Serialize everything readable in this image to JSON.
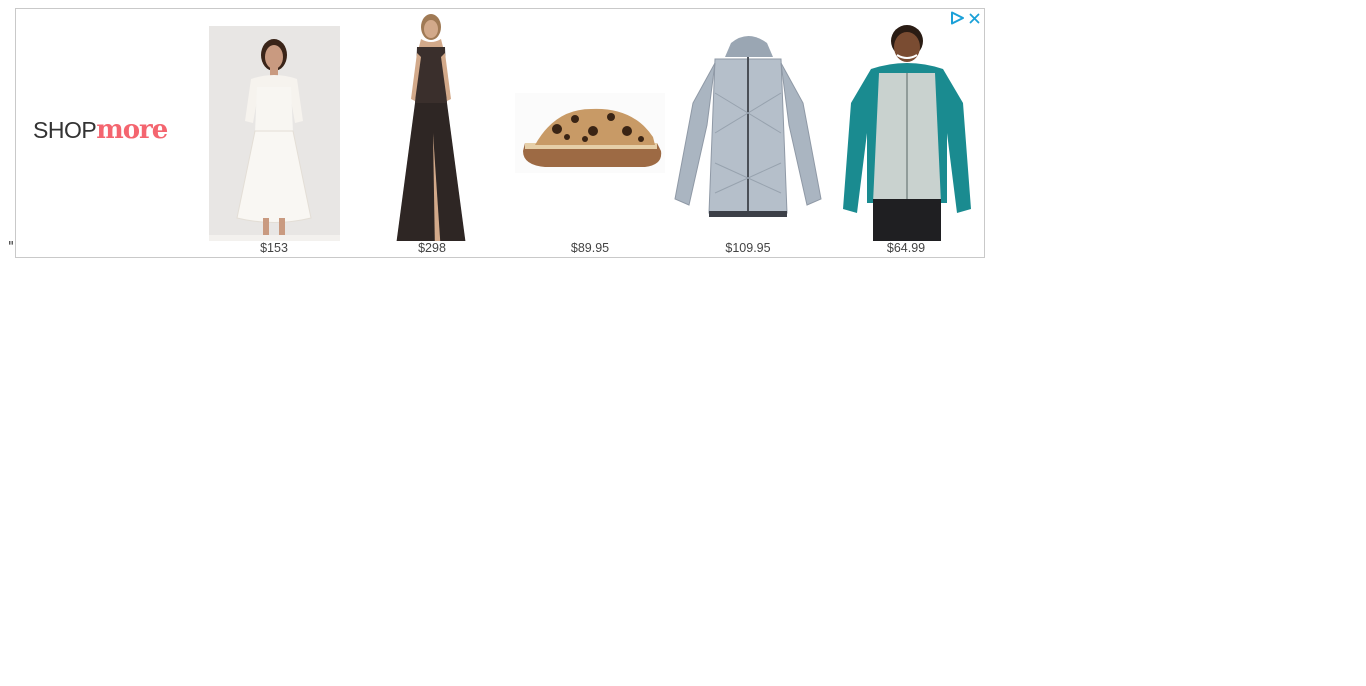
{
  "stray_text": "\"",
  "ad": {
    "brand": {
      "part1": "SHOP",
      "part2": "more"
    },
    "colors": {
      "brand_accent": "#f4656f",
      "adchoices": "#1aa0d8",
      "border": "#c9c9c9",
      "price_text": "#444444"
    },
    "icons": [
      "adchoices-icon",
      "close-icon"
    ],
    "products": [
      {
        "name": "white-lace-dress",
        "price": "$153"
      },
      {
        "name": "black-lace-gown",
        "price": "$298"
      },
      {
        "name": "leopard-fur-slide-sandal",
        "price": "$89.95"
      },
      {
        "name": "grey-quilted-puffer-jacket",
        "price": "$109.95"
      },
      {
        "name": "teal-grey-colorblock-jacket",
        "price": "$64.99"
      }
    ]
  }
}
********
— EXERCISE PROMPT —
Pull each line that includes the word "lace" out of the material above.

— ANSWER TO THIS PROBLEM —
        "name": "white-lace-dress",
        "name": "black-lace-gown",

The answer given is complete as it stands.